● **Exercise details**
Search the entries below for the string "last" and copy the lines that hold it.

Items listed in a dataset:
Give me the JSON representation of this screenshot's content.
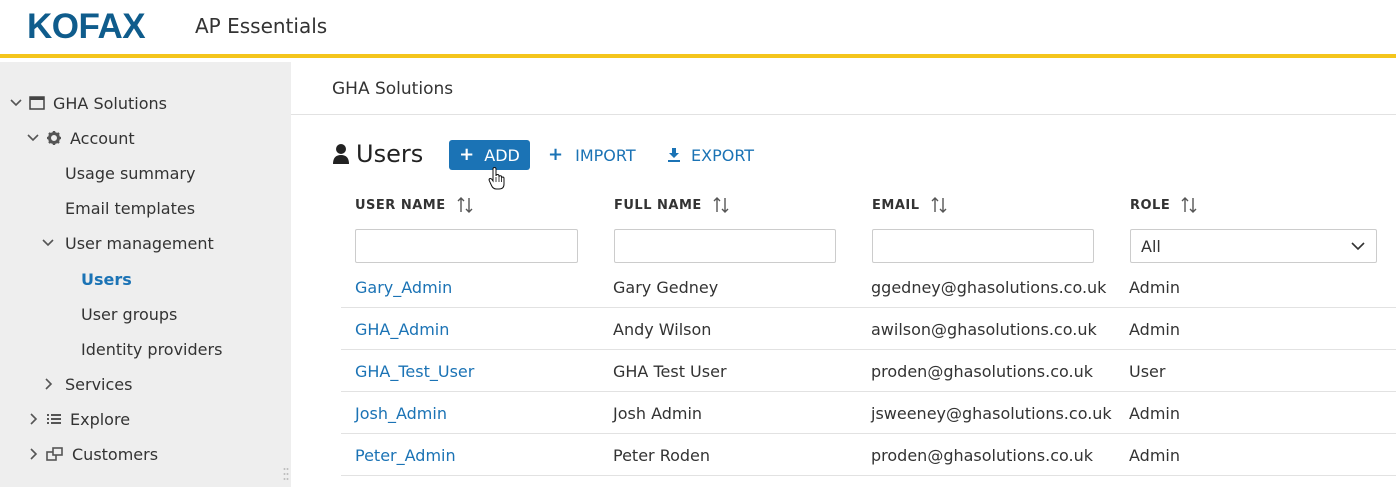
{
  "header": {
    "logo": "KOFAX",
    "app_title": "AP Essentials"
  },
  "colors": {
    "brand": "#0f5c8c",
    "accent": "#1b73b5",
    "header_rule": "#f4c51c",
    "sidebar_bg": "#eeeeee"
  },
  "sidebar": {
    "root": {
      "label": "GHA Solutions",
      "icon": "window-icon"
    },
    "account": {
      "label": "Account",
      "icon": "gear-icon"
    },
    "account_items": [
      "Usage summary",
      "Email templates"
    ],
    "user_management": {
      "label": "User management"
    },
    "user_management_items": [
      "Users",
      "User groups",
      "Identity providers"
    ],
    "services": {
      "label": "Services"
    },
    "explore": {
      "label": "Explore",
      "icon": "list-icon"
    },
    "customers": {
      "label": "Customers",
      "icon": "customers-icon"
    },
    "active_item": "Users"
  },
  "main": {
    "breadcrumb": "GHA Solutions",
    "section_title": "Users",
    "buttons": {
      "add": "ADD",
      "import": "IMPORT",
      "export": "EXPORT"
    }
  },
  "table": {
    "columns": [
      "USER NAME",
      "FULL NAME",
      "EMAIL",
      "ROLE"
    ],
    "role_filter_value": "All",
    "rows": [
      {
        "user_name": "Gary_Admin",
        "full_name": "Gary Gedney",
        "email": "ggedney@ghasolutions.co.uk",
        "role": "Admin"
      },
      {
        "user_name": "GHA_Admin",
        "full_name": "Andy Wilson",
        "email": "awilson@ghasolutions.co.uk",
        "role": "Admin"
      },
      {
        "user_name": "GHA_Test_User",
        "full_name": "GHA Test User",
        "email": "proden@ghasolutions.co.uk",
        "role": "User"
      },
      {
        "user_name": "Josh_Admin",
        "full_name": "Josh Admin",
        "email": "jsweeney@ghasolutions.co.uk",
        "role": "Admin"
      },
      {
        "user_name": "Peter_Admin",
        "full_name": "Peter Roden",
        "email": "proden@ghasolutions.co.uk",
        "role": "Admin"
      }
    ]
  }
}
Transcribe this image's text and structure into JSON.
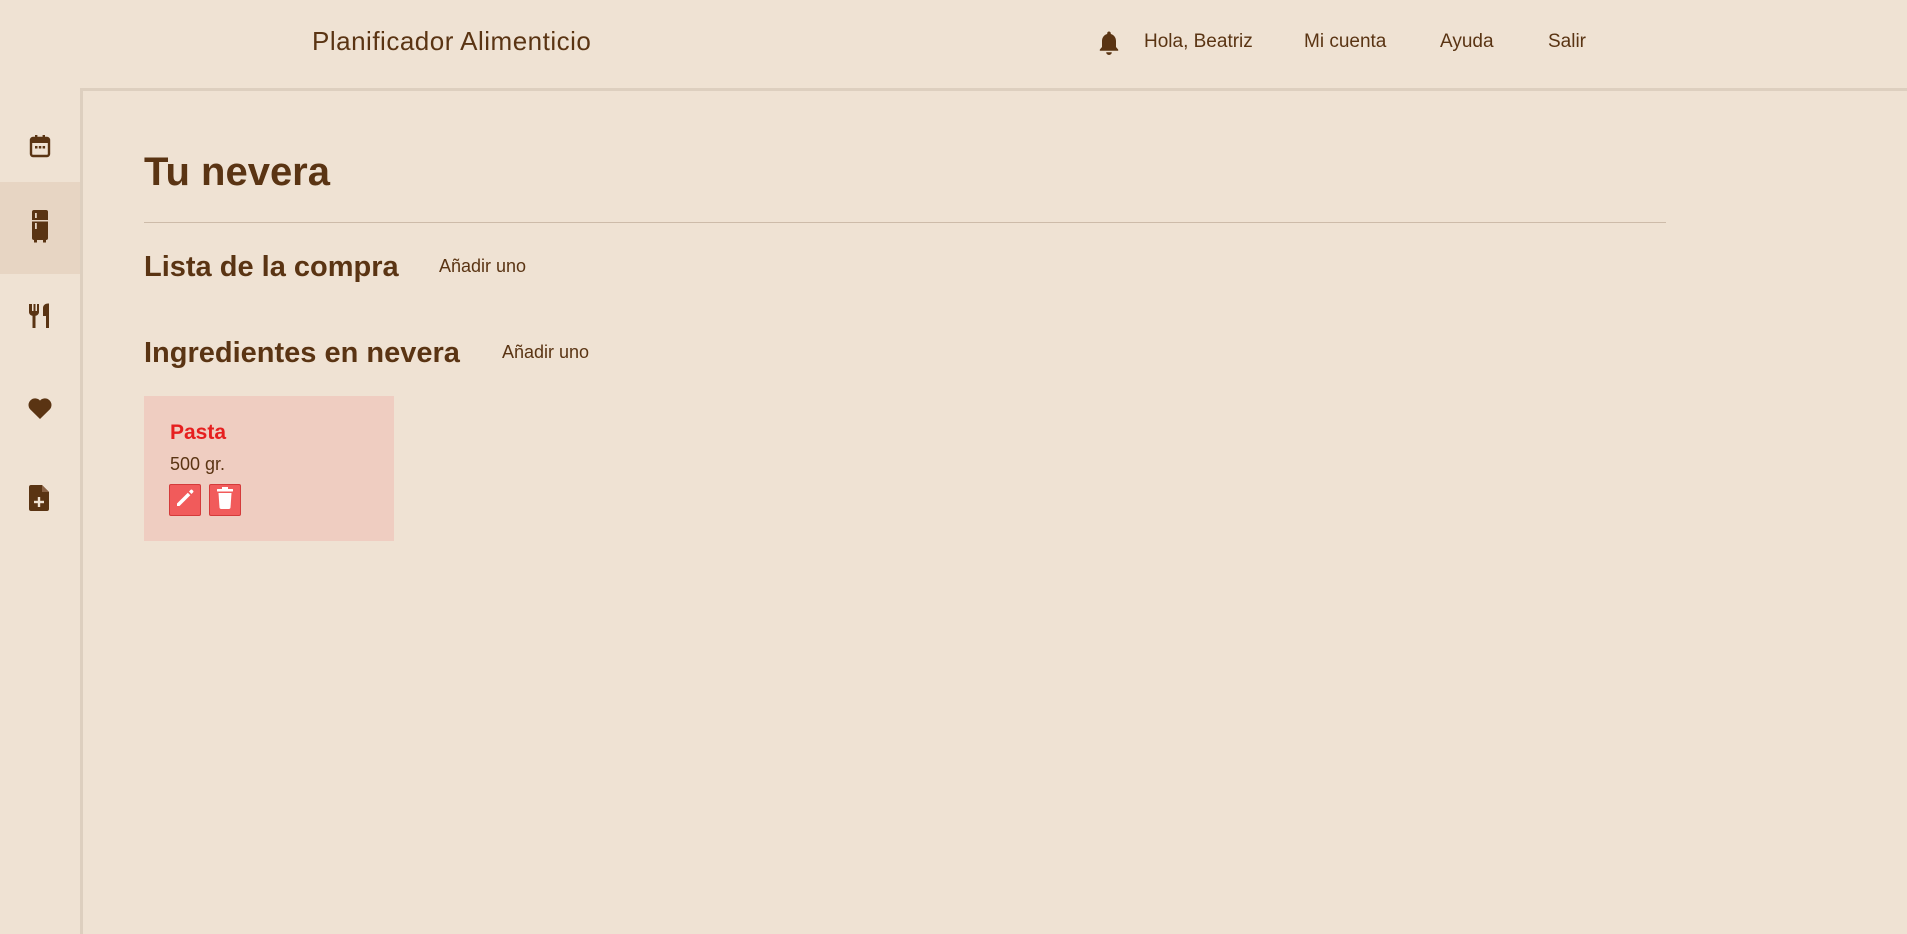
{
  "header": {
    "app_title": "Planificador Alimenticio",
    "greeting": "Hola, Beatriz",
    "account_link": "Mi cuenta",
    "help_link": "Ayuda",
    "logout_link": "Salir"
  },
  "sidebar": {
    "items": [
      {
        "icon": "calendar-icon",
        "active": false
      },
      {
        "icon": "fridge-icon",
        "active": true
      },
      {
        "icon": "cutlery-icon",
        "active": false
      },
      {
        "icon": "heart-icon",
        "active": false
      },
      {
        "icon": "file-add-icon",
        "active": false
      }
    ]
  },
  "main": {
    "page_title": "Tu nevera",
    "shopping_list": {
      "title": "Lista de la compra",
      "add_label": "Añadir uno"
    },
    "fridge_ingredients": {
      "title": "Ingredientes en nevera",
      "add_label": "Añadir uno",
      "items": [
        {
          "name": "Pasta",
          "quantity": "500 gr."
        }
      ]
    }
  },
  "colors": {
    "background": "#efe2d3",
    "text": "#5a3413",
    "card_bg": "#efcdc1",
    "accent_red": "#e61f1f",
    "button_red": "#f15b5b"
  }
}
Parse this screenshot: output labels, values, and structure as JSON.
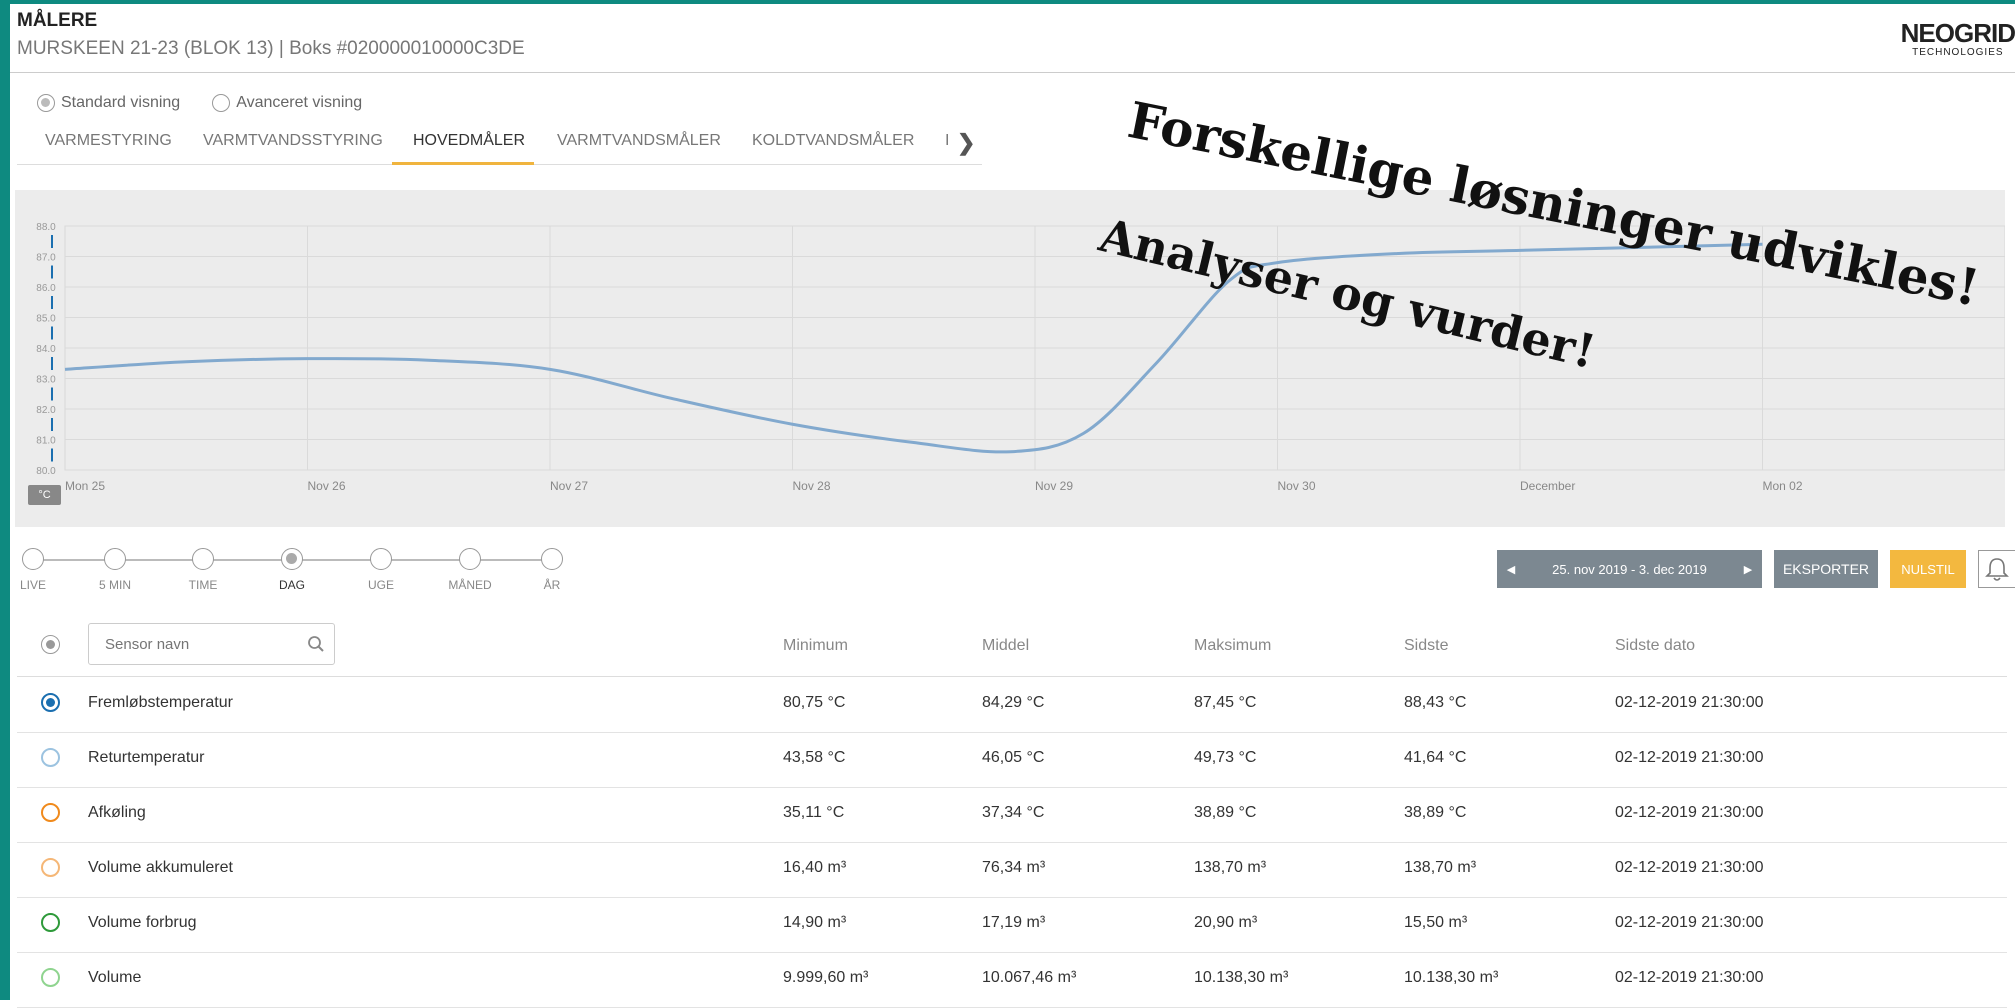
{
  "header": {
    "title": "MÅLERE",
    "subtitle": "MURSKEEN 21-23 (BLOK 13) | Boks #020000010000C3DE",
    "logo_main": "NEOGRID",
    "logo_sub": "TECHNOLOGIES"
  },
  "view_options": [
    {
      "label": "Standard visning",
      "selected": true
    },
    {
      "label": "Avanceret visning",
      "selected": false
    }
  ],
  "tabs": [
    {
      "label": "VARMESTYRING",
      "active": false
    },
    {
      "label": "VARMTVANDSSTYRING",
      "active": false
    },
    {
      "label": "HOVEDMÅLER",
      "active": true
    },
    {
      "label": "VARMTVANDSMÅLER",
      "active": false
    },
    {
      "label": "KOLDTVANDSMÅLER",
      "active": false
    },
    {
      "label": "I",
      "active": false
    }
  ],
  "overlay": {
    "line1": "Forskellige løsninger udvikles!",
    "line2": "Analyser og vurder!"
  },
  "chart_data": {
    "type": "line",
    "title": "",
    "xlabel": "",
    "ylabel": "°C",
    "x_ticks": [
      "Mon 25",
      "Nov 26",
      "Nov 27",
      "Nov 28",
      "Nov 29",
      "Nov 30",
      "December",
      "Mon 02"
    ],
    "y_ticks": [
      "88.0",
      "87.0",
      "86.0",
      "85.0",
      "84.0",
      "83.0",
      "82.0",
      "81.0",
      "80.0"
    ],
    "ylim": [
      80,
      88
    ],
    "xlim": [
      0,
      8
    ],
    "grid": true,
    "line_color": "#82a9ce",
    "series": [
      {
        "x": [
          0,
          0.5,
          1,
          1.5,
          2,
          2.5,
          3,
          3.5,
          3.9,
          4.2,
          4.5,
          4.8,
          5,
          5.5,
          6,
          6.5,
          7
        ],
        "y": [
          83.3,
          83.55,
          83.65,
          83.6,
          83.3,
          82.35,
          81.5,
          80.9,
          80.6,
          81.2,
          83.5,
          86.2,
          86.8,
          87.1,
          87.2,
          87.3,
          87.4
        ]
      }
    ]
  },
  "time_range": {
    "options": [
      "LIVE",
      "5 MIN",
      "TIME",
      "DAG",
      "UGE",
      "MÅNED",
      "ÅR"
    ],
    "selected": "DAG"
  },
  "date_range": "25. nov 2019 - 3. dec 2019",
  "buttons": {
    "export": "EKSPORTER",
    "reset": "NULSTIL"
  },
  "table": {
    "search_placeholder": "Sensor navn",
    "columns": [
      "Minimum",
      "Middel",
      "Maksimum",
      "Sidste",
      "Sidste dato"
    ],
    "rows": [
      {
        "name": "Fremløbstemperatur",
        "color": "#1b6fb0",
        "selected": true,
        "min": "80,75 °C",
        "avg": "84,29 °C",
        "max": "87,45 °C",
        "last": "88,43 °C",
        "date": "02-12-2019 21:30:00"
      },
      {
        "name": "Returtemperatur",
        "color": "#9cc3e0",
        "selected": false,
        "min": "43,58 °C",
        "avg": "46,05 °C",
        "max": "49,73 °C",
        "last": "41,64 °C",
        "date": "02-12-2019 21:30:00"
      },
      {
        "name": "Afkøling",
        "color": "#f08a1c",
        "selected": false,
        "min": "35,11 °C",
        "avg": "37,34 °C",
        "max": "38,89 °C",
        "last": "38,89 °C",
        "date": "02-12-2019 21:30:00"
      },
      {
        "name": "Volume akkumuleret",
        "color": "#f5b777",
        "selected": false,
        "min": "16,40 m³",
        "avg": "76,34 m³",
        "max": "138,70 m³",
        "last": "138,70 m³",
        "date": "02-12-2019 21:30:00"
      },
      {
        "name": "Volume forbrug",
        "color": "#2e9a3a",
        "selected": false,
        "min": "14,90 m³",
        "avg": "17,19 m³",
        "max": "20,90 m³",
        "last": "15,50 m³",
        "date": "02-12-2019 21:30:00"
      },
      {
        "name": "Volume",
        "color": "#8fd48f",
        "selected": false,
        "min": "9.999,60 m³",
        "avg": "10.067,46 m³",
        "max": "10.138,30 m³",
        "last": "10.138,30 m³",
        "date": "02-12-2019 21:30:00"
      }
    ]
  }
}
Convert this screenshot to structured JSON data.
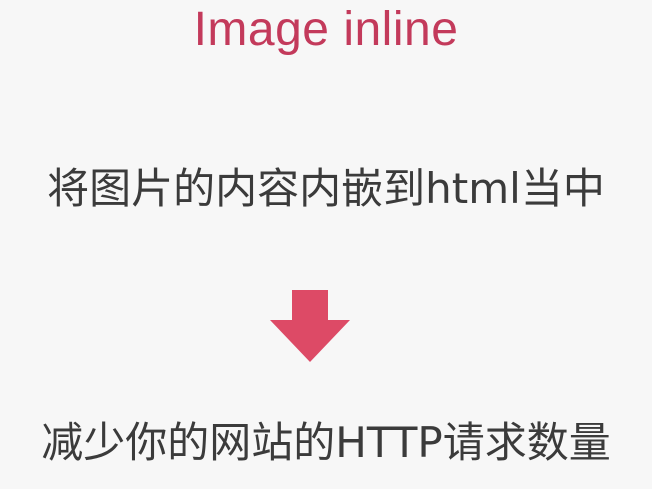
{
  "slide": {
    "title": "Image inline",
    "description": "将图片的内容内嵌到html当中",
    "result": "减少你的网站的HTTP请求数量",
    "arrow_icon": "down-arrow-icon",
    "colors": {
      "title": "#c33a5b",
      "arrow": "#dd4a66",
      "text": "#3b3b3b",
      "background": "#f7f7f7"
    }
  }
}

● **Output for this task**
        "last": "88,43 °C",
        "last": "41,64 °C",
        "last": "38,89 °C",
        "last": "138,70 m³",
        "last": "15,50 m³",
        "last": "10.138,30 m³",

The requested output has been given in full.